“A big joke last season was that we’re kind of used to it,” Maggio said.
“When you’re in a conference that has (Saginaw Spirit’s Tristan) Lennox, (Sarnia Sting’s Ben) Gaudreau, (London Knights’ Brett) Brochu, and (Flint Firebirds’s Luke) Cavallin last season, the team understands how to get past those guys… You tell the younger guys that you’re not going to have five goals every night; some nights it’ll be tough. You just have to do the little things…”
Doing the little things isn’t always pretty but the club is better for it over the long run.
2. Blowout Losses Can Be Beneficial
While the Spitfires enjoyed a hard-fought 3-2 win over the Petes on Thursday, it was the complete opposite on Saturday. With their 401 rivals, the London Knights, coming to town, everyone expected a chippy, high-scoring affair. Instead, fans saw one of the worst performances of the season.

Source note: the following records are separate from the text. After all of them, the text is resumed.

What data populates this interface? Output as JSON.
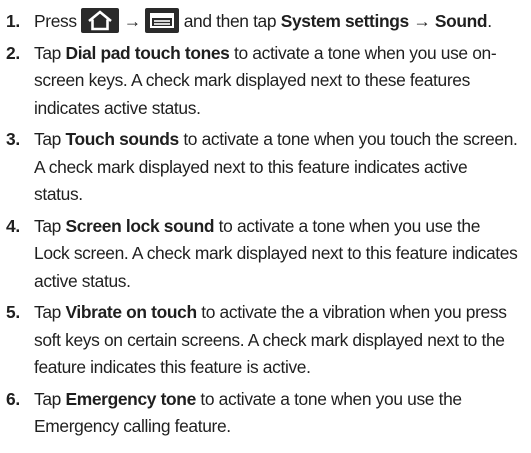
{
  "steps": [
    {
      "num": "1.",
      "press": "Press",
      "home_icon": "home-key-icon",
      "arrow1": "→",
      "menu_icon": "menu-key-icon",
      "then_tap": "and then tap",
      "system_settings": "System settings",
      "arrow2": "→",
      "sound": "Sound",
      "end": "."
    },
    {
      "num": "2.",
      "tap": "Tap",
      "bold": "Dial pad touch tones",
      "rest": "to activate a tone when you use on-screen keys. A check mark displayed next to these features indicates active status."
    },
    {
      "num": "3.",
      "tap": "Tap",
      "bold": "Touch sounds",
      "rest": "to activate a tone when you touch the screen. A check mark displayed next to this feature indicates active status."
    },
    {
      "num": "4.",
      "tap": "Tap",
      "bold": "Screen lock sound",
      "rest": "to activate a tone when you use the Lock screen. A check mark displayed next to this feature indicates active status."
    },
    {
      "num": "5.",
      "tap": "Tap",
      "bold": "Vibrate on touch",
      "rest": "to activate the a vibration when you press soft keys on certain screens. A check mark displayed next to the feature indicates this feature is active."
    },
    {
      "num": "6.",
      "tap": "Tap",
      "bold": "Emergency tone",
      "rest": "to activate a tone when you use the Emergency calling feature."
    }
  ]
}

The Knights opened the scoring early, figured out how to beat goaltender Mathias Onuska often, and didn’t look back. The Spitfires simply had no answers; they managed one goal on starter Zachary Bowen, but just about everything went the visitor’s way in a 6-1 loss. From the veterans to the rookies, it was a poor game all around.
These things happen to even the best teams. The 2009-10 Spitfires lost 7-2 (road against Saginaw Spirit) and 5-2 (playoff road game against Kitchener Rangers) and still won the Memorial Cup. Nobody expects to be blown out, but that’s where you build character. The club has a solid, family-style culture in the dressing room and it’s nothing they can’t get past. Veteran Michael Renwick said they know it was poor but, in a 68-game season, you can’t dwell on it.
“One loss doesn’t define us,” he told the Windsor Star‘s Jim Parker after the game.
“It’s one loss. We’re going to have a bounceback week and continue to win games.”
No team is going to have a perfect season. Blowouts are going to happen. You’re going to be embarrassed at times. However, this is where the leaders step in and teach the team how to reset. Now that they know the feeling, they’re a better club for it. The loss pushed them down a spot to eighth in the CHL Top-10 rankings this week but that’s just motivation to get back into their groove.
1. It’s Time to Try Constanzo
Last season, Onuska was one of the keys to the Spitfires’ playoff run. He came over from the Knights in a deadline deal, unseated veteran Xavier Medina as the top guy, and looked primed for a big season as an overager (20-year-old). However, things haven’t gone according to plan.
Onuska was injured before training camp and didn’t see action until the preseason. Even then, he didn’t quite regain last season’s form. When general manager Bill Bowler acquired rookie Joey Costanzo from the Niagara IceDogs in late September, he was expected to learn from the veteran and take over in 2023-24. However, that plan may be accelerated.
While Onuska has had good games, his overall body of work hasn’t been the same. His goals-against average is up to 4.05 (from 3.34), his save percentage is down from .882 to .872, and he’s been inconsistent overall. The club lost three key veterans — Andrew Perrott, Louka Henault, and Nathan Ribau — in the offseason, which has had an effect. However, Costanzo has a .908 SV% and 2.95 GAA through six games. This says that something is off with the veteran.
Last week, Savard said that the players trust Costanzo and his elevated work ethic. He’s one of the first ones at the rink and does what’s needed, regardless of whether he’s starting or not. While he’s only 17 and nobody expects the team to give up on Onuska, it might be time to see what the youngster can do with increased ice time. If he’s ready for the spotlight, it can only benefit the club in the long haul.
The Spitfires have a pair of road games this weekend — Friday night against the Sting and Sunday night against the Rangers. They return home next Wednesday against the Owen Sound Attack.
A nearly life-long resident of Windsor, ON, I graduated from St. Clair College (Journalism) and University of Windsor (Communications) and have attended Windsor Spitfires’ (and OHL) games for 30-years. My areas include multimedia journalism and photography.
I’m a journalist who specializes in investigative reporting and writing. I have written for the New York Times and other publications.